At CBP’s 2024 Trade Facilitation and Cargo Security Summit (“the Summit”) this week, panelists shared some pending developments in Uyghur Forced Labor Prevention Act (“UFLPA”) enforcement. The UFLPA establishes a rebuttable presumption that the importation of any goods mined, produced, or manufactured, wholly or in part, in the Xinjiang region of China, or produced by an entity on the UFLPA Entity List, is prohibited under U.S. forced labor law.

Panelists indicated that “more than 10” new entities would be placed on the Entity List in the coming months. The government has received criticism regarding the relatively low number of entities on the Entity List since the UFLPA was enacted in June 2022. While “more than 10” is still a relatively low number, given that the current Entity List is comprised of just 30 entities, ten-plus new entities would represent a significant increase.

Panelists also announced that new high-priority sectors for UFLPA enforcement would be identified in the near future. Currently, only cotton, tomatoes, and polysilicon are officially listed as high-priority sectors. Panelists re-affirmed that the Forced Labor Enforcement Task Force (“FLETF”) – an interagency team led by the Department of Homeland Security – uses reports from Non-Government Organizations (NGOs), reporting from journalists, letters from Congress, and other sources to identify additional potential high-priority sectors. Panelists also appeared to agree that polyvinyl chloride (“PVC”), fish, and aluminum – sectors that have recently been tied to Uyghur forced labor in NGO and media reporting – were likely candidates for designation as high-priority sectors.

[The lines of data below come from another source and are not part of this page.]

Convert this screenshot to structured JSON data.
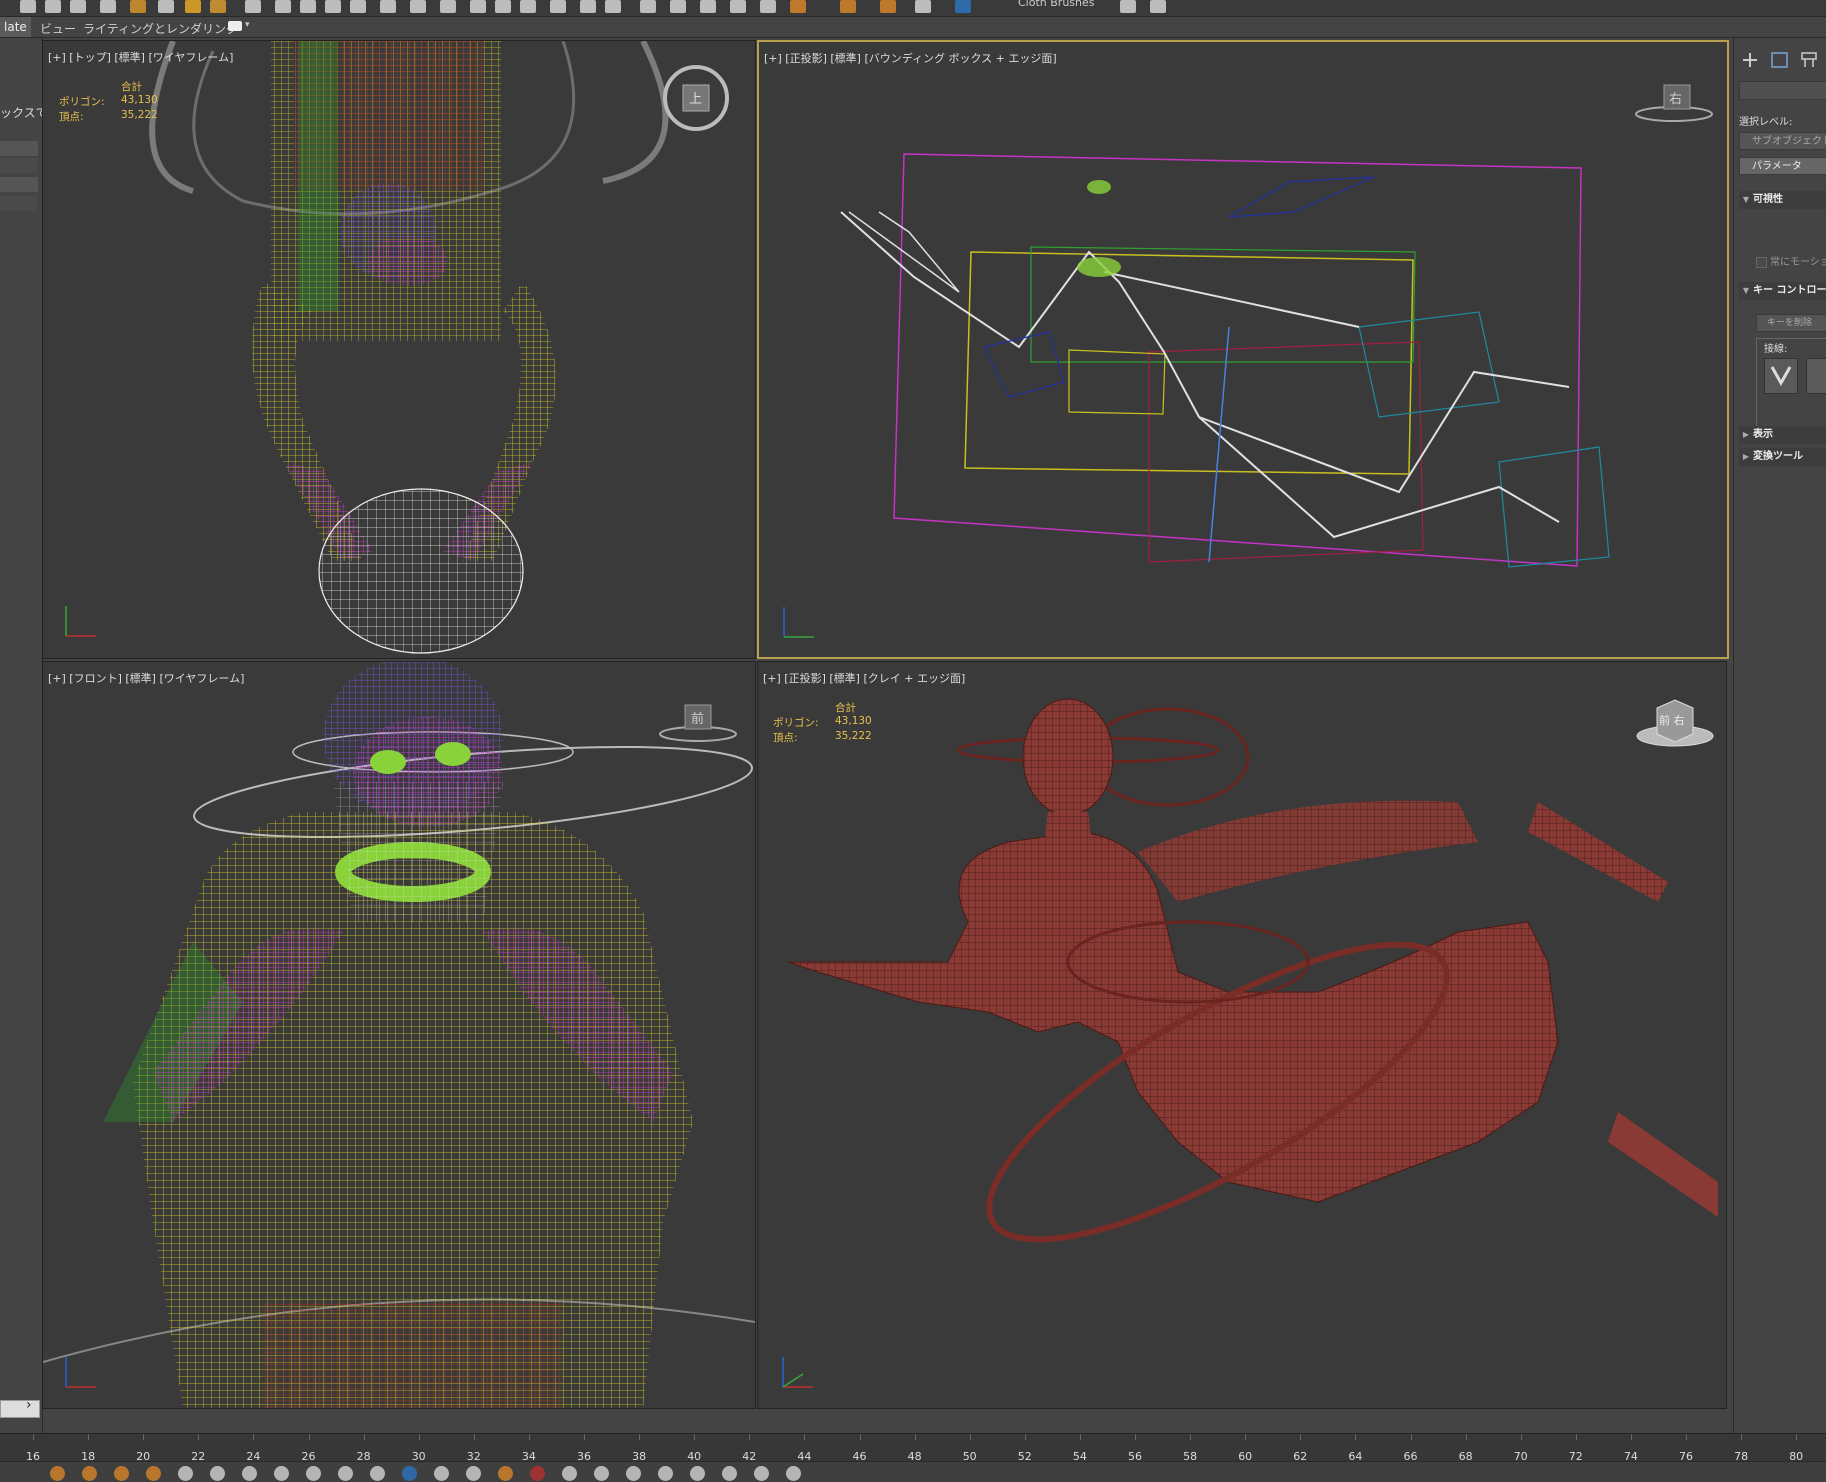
{
  "toolbar": {
    "cloth_label": "Cloth Brushes",
    "icons": [
      "undo-icon",
      "redo-icon",
      "link-icon",
      "unlink-icon",
      "bind-space-warp-icon",
      "select-filter-icon",
      "select-object-icon",
      "select-by-name-icon",
      "select-region-icon",
      "window-crossing-icon",
      "move-icon",
      "rotate-icon",
      "scale-icon",
      "reference-coordinate-icon",
      "pivot-icon",
      "snap-icon",
      "angle-snap-icon",
      "percent-snap-icon",
      "spinner-snap-icon",
      "named-selection-icon",
      "mirror-icon",
      "align-icon",
      "layer-icon",
      "scene-explorer-icon",
      "curve-editor-icon",
      "schematic-view-icon",
      "material-editor-icon",
      "render-setup-icon",
      "rendered-frame-icon",
      "render-icon",
      "arnold-icon",
      "hammer-icon",
      "list-icon",
      "list-icon-2"
    ]
  },
  "menubar": {
    "items": [
      "late",
      "ビュー",
      "ライティングとレンダリング"
    ],
    "dropdown_icon": "monitor-dropdown-icon"
  },
  "left_strip": {
    "cut_label": "ックスで表:"
  },
  "viewports": {
    "top": {
      "label": "[+] [トップ] [標準] [ワイヤフレーム]",
      "stats": {
        "title": "合計",
        "polygons_label": "ポリゴン:",
        "polygons": "43,130",
        "vertices_label": "頂点:",
        "vertices": "35,222"
      },
      "cube_label": "上"
    },
    "right": {
      "label": "[+] [正投影] [標準] [バウンディング ボックス + エッジ面]",
      "cube_label": "右"
    },
    "front": {
      "label": "[+] [フロント] [標準] [ワイヤフレーム]",
      "cube_label": "前"
    },
    "persp": {
      "label": "[+] [正投影] [標準] [クレイ + エッジ面]",
      "stats": {
        "title": "合計",
        "polygons_label": "ポリゴン:",
        "polygons": "43,130",
        "vertices_label": "頂点:",
        "vertices": "35,222"
      },
      "cube_label": "前 右"
    }
  },
  "command_panel": {
    "selection_level_label": "選択レベル:",
    "sub_object_button": "サブオブジェクト",
    "parameters_button": "パラメータ",
    "visibility_rollout": "可視性",
    "always_on_motion": "常にモーション",
    "key_controls_rollout": "キー コントロー",
    "delete_key_button": "キーを削除",
    "tangent_label": "接線:",
    "display_rollout": "表示",
    "transform_tools_rollout": "変換ツール"
  },
  "timeline": {
    "ticks": [
      "16",
      "18",
      "20",
      "22",
      "24",
      "26",
      "28",
      "30",
      "32",
      "34",
      "36",
      "38",
      "40",
      "42",
      "44",
      "46",
      "48",
      "50",
      "52",
      "54",
      "56",
      "58",
      "60",
      "62",
      "64",
      "66",
      "68",
      "70",
      "72",
      "74",
      "76",
      "78",
      "80"
    ]
  },
  "colors": {
    "accent_active": "#b7a050",
    "stats_text": "#e6c14c",
    "viewport_bg": "#3a3a3a",
    "clay": "#8a3a34"
  }
}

Importers of products in any newly-identified high-priority sectors are likely to receive increased scrutiny under the UFLPA, even if the products are not designated as “Country of Origin China” on entry. Since the UFLPA was enacted, by value, Malaysia has seen the highest number of shipments detained under the UFLPA, followed by Vietnam, Thailand, and, finally, China.[1] Importers should also remember that CBP is actively detaining shipments under the UFLPA across a wide variety of industries not designated as high-priority sectors. In fact, the industry with the highest number of UFLPA-related detentions since the UFLPA went into effect is Electronics. Industrial and manufacturing materials, consumer products, pharmaceuticals, machinery, and automotive and aerospace products have also seen many detentions under the UFLPA.[2]

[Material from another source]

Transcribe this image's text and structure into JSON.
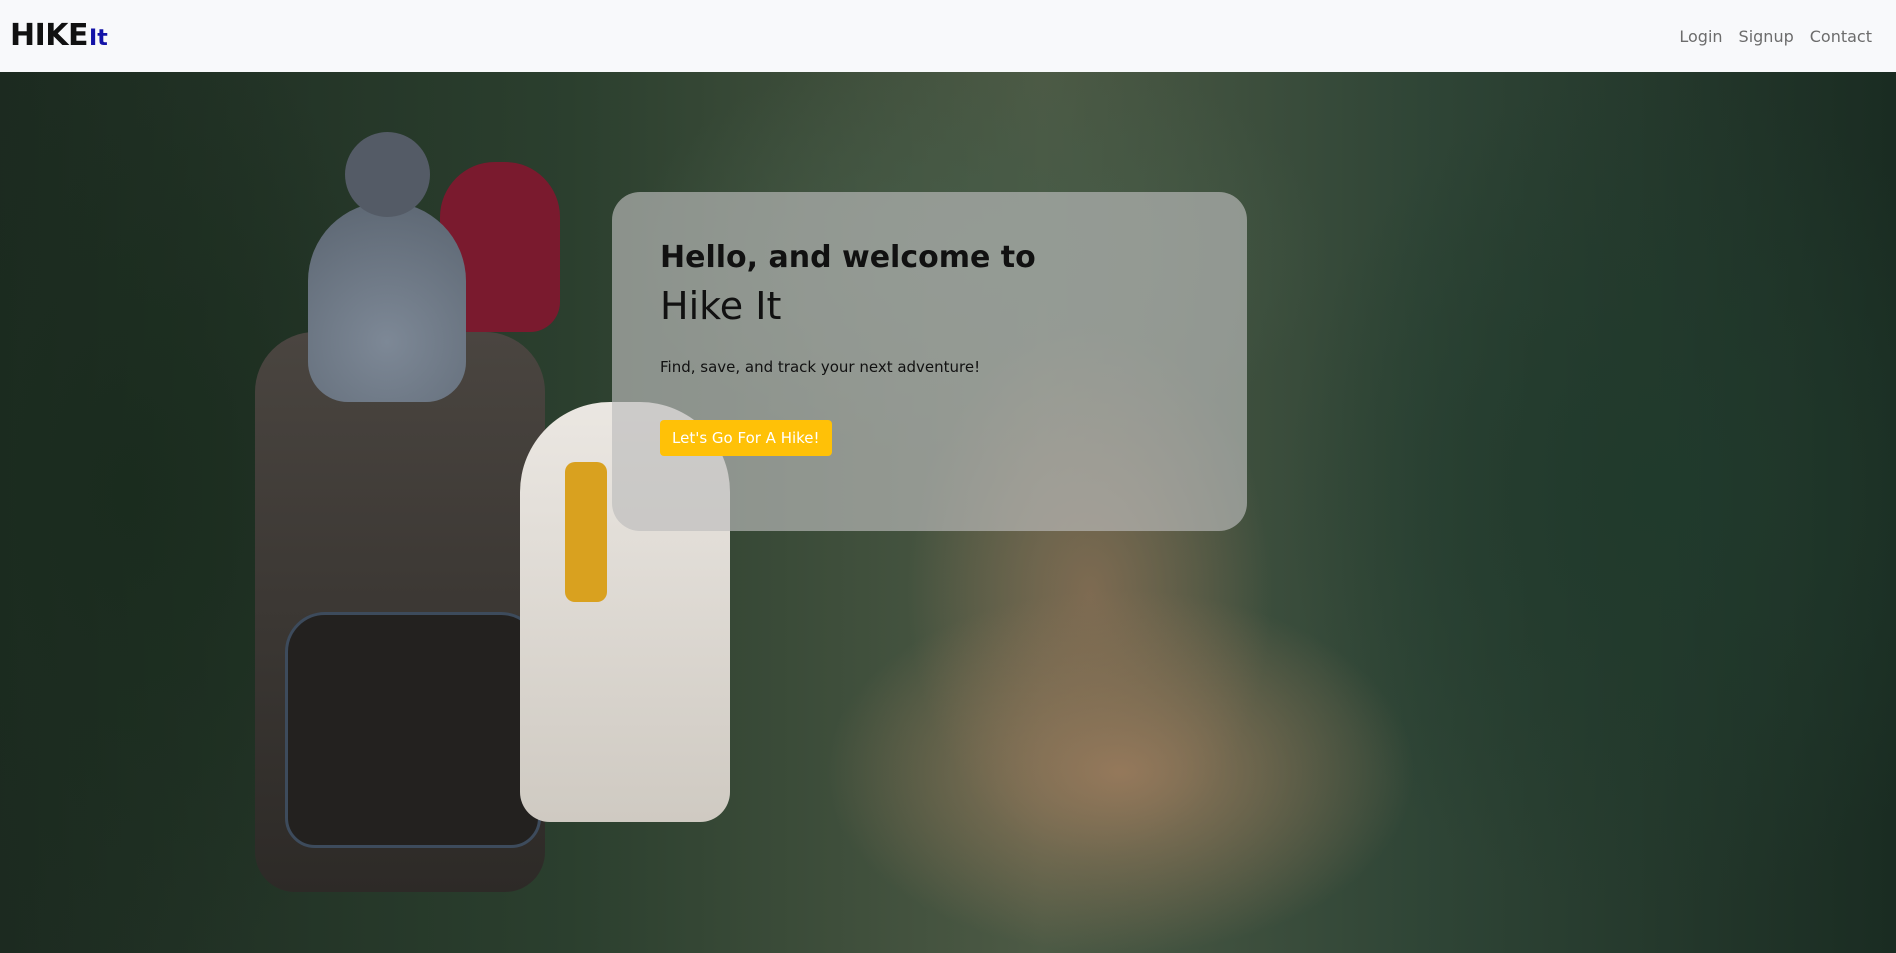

The UFLPA requires the FLETF to provide annual updates to Congress regarding the UFLPA strategy, including any updates to the Entity List, plans for enforcement, and high-priority sectors. The 2023 update was published July 26, 2023, so we expect to see additions to the Entity List and newly identified high-priority sectors this summer, if not before.

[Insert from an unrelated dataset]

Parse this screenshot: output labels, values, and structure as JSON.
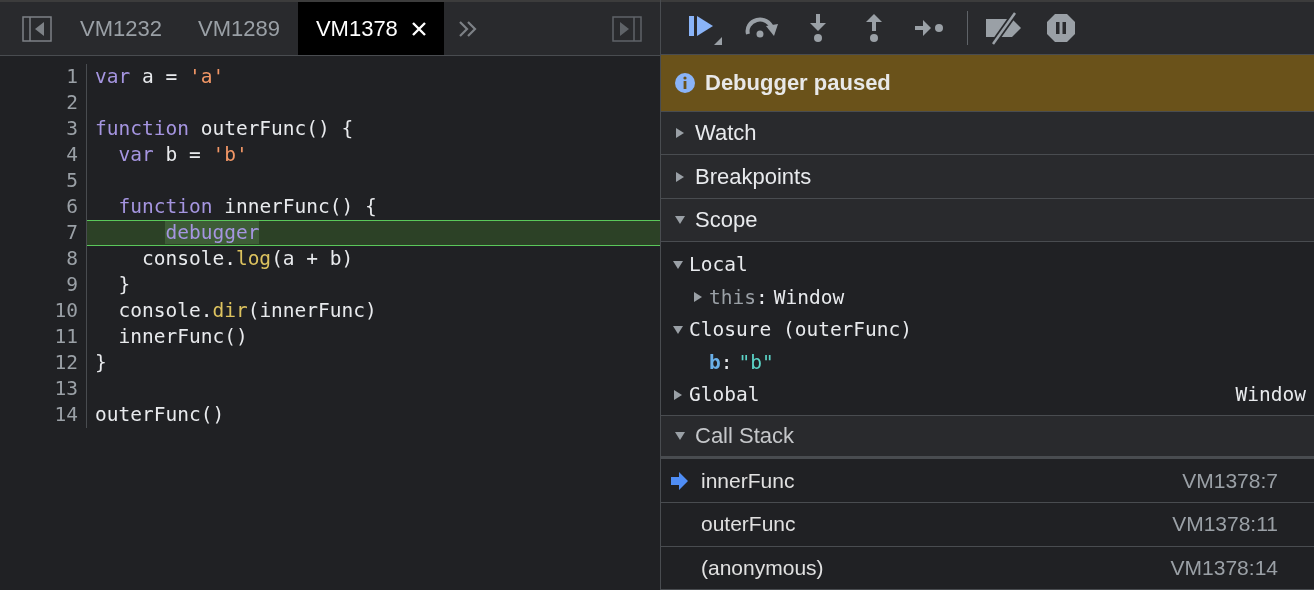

It is clear that forced labor will continue to be a priority for CBP. Importers should prepare for increased scrutiny by investing in robust compliance programs that take into account the entire supply chain. Read more about specific steps you can take in our Bloomberg article here and read more about how to de-risk your supply chain here.

Diaz Trade law has significant experience in forced labor compliance and enforcement mitigation. Get in touch with us at info@diaztradelaw.com for assistance developing or updating your forced labor compliance plan.

More information on forced labor:

[1] Id.

[2] Uyghur Forced Labor Prevention Act Statistics, available at Uyghur Forced Labor Prevention Act Statistics | U.S. Customs and Border Protection (cbp.gov) (statistics current as of March 1, 2024).